Don’t I look cool in spandex?
Motorcycle racers have got to be some of the most insane people on the planet.
They race at extremely high speeds with only a thin layer of clothing and a crash
helmet to keep them from sustaining copious amounts of bodily harm. Sounds pretty
Well, I guess it is pretty cool as long as you don’t wipe out. Human Anatomy
101 has definitely shown me a thing or three when it comes to bad motorcycle
accidents. So for all you racer types that want to keep your vital parts intact,
might I recommend playing a video game instead?
To kick off the launch of the Playstation 2, Namco has brought forth Moto
GP, a fast paced motorcycle racer. Featuring real tracks, real riders and
real bikes, Moto GP manages to bring gamers the ultimate in two-wheeled
racing…though that’s about it.
Five modes grace the main menu of the game, offering a variety of ways to
tear up the track. Arcade mode leads the pack, with a single race that pits
players against a field of twenty other riders. Season mode follows close behind
with a four-race championship that will ultimately separate the men from the
boys. Next up, we have the Time Trial, which sets you up on a solo run against
the clock in typical time trial fashion. Challenge mode offers various scenarios
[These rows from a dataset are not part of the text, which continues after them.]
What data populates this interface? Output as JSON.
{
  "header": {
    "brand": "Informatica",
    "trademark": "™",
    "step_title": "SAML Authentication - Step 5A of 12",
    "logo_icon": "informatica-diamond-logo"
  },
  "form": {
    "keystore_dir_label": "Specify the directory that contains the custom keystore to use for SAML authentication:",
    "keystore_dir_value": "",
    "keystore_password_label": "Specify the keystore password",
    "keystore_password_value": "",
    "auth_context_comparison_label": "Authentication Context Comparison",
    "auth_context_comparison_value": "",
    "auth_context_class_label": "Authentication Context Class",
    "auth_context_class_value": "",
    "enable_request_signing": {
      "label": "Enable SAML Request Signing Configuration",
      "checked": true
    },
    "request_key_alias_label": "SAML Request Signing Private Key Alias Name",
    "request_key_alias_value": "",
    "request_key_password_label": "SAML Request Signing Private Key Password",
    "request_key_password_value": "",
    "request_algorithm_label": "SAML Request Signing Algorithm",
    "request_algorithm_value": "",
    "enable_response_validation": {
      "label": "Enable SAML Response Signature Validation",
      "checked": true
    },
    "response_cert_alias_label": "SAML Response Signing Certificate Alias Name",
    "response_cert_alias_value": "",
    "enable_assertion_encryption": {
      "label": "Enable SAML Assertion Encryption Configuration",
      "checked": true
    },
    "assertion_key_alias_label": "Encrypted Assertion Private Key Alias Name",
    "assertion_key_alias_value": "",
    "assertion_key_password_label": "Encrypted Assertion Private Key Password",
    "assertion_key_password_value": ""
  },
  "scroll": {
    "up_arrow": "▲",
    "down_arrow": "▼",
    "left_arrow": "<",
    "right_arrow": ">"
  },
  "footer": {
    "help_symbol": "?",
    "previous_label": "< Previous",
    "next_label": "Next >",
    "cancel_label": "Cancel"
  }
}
for racers to overcome, some of which are based on performances in the other
modes. Doing well in the challenge results in medals and possibly a few unlockable
goodies. Lastly, we have the Versus mode where you and a friend can butt heads.
One of the really cool aspects in Moto GP is the ability to switch
between the arcade and simulation styles of play. The arcade style is great
for learning each of the tracks without having to worry too much about bike
physics. For players who want an awesome ride with a realistic feel, though,
the simulation style is where the action is. No more bumping into other riders
or taking turns in the horizontal position because now you’ve got to deal with
a pesky little problem called gravity.
Regardless of what style of play you choose, bike control follows along the
line of a simulation. Even though the bikes are quite agile, they still won’t
be able to take a tight U-turn at speeds approaching 200 mph. I advise spending
some time in arcade mode before making the jump to the touchier controls in
Moto GP makes a solid effort with no huge problems. Everything from the
bikes to the riders will give players the smooth visual experience of being
at the racetrack. One particularly stunning visual achievement that you’ll find
in the game is the accurate depiction of the way bikes and riders move. As the
bikes move from side to side, riders will shift their positions. Tight turns
will send the riders dangling precariously over the edge of their machines.
Also, collisions with other cyclists give both bike and rider a set of wings
they never knew they had.
The only graphical problems worth mentioning fall into the anti-aliasing department.
This is a game that could benefit from a little edge blurring, though overall
the graphics are very good.
Moto GP‘s audio experience fits in very well with the visuals. Decent sound
effects along with an energetic sound track keep the excitement of the game
Another neat little feature found in Moto GP is the race replay. When the
race is finally said and done, you’ll automatically be shown a cinematic replay.
Several different camera angles make it seem almost as if you were watching
the event on television. There’s even a trackside cam that vibrates as the bikes
pass and a helicopter cam that takes some awesome overhead shots. It would have
been nice to be able to control which angle is viewed, but even without that
feature, the replay is something to behold.
Moto GP has the heart of an arcade racer, the attitude of a console
game, and the body of, well” a motorcycle game. It does everything it needs
to do, but that’s about it. You won’t find any mind-boggling special features
or revolutionary gameplay, but what you will find is a solid two-wheeled racer
that gets the job done.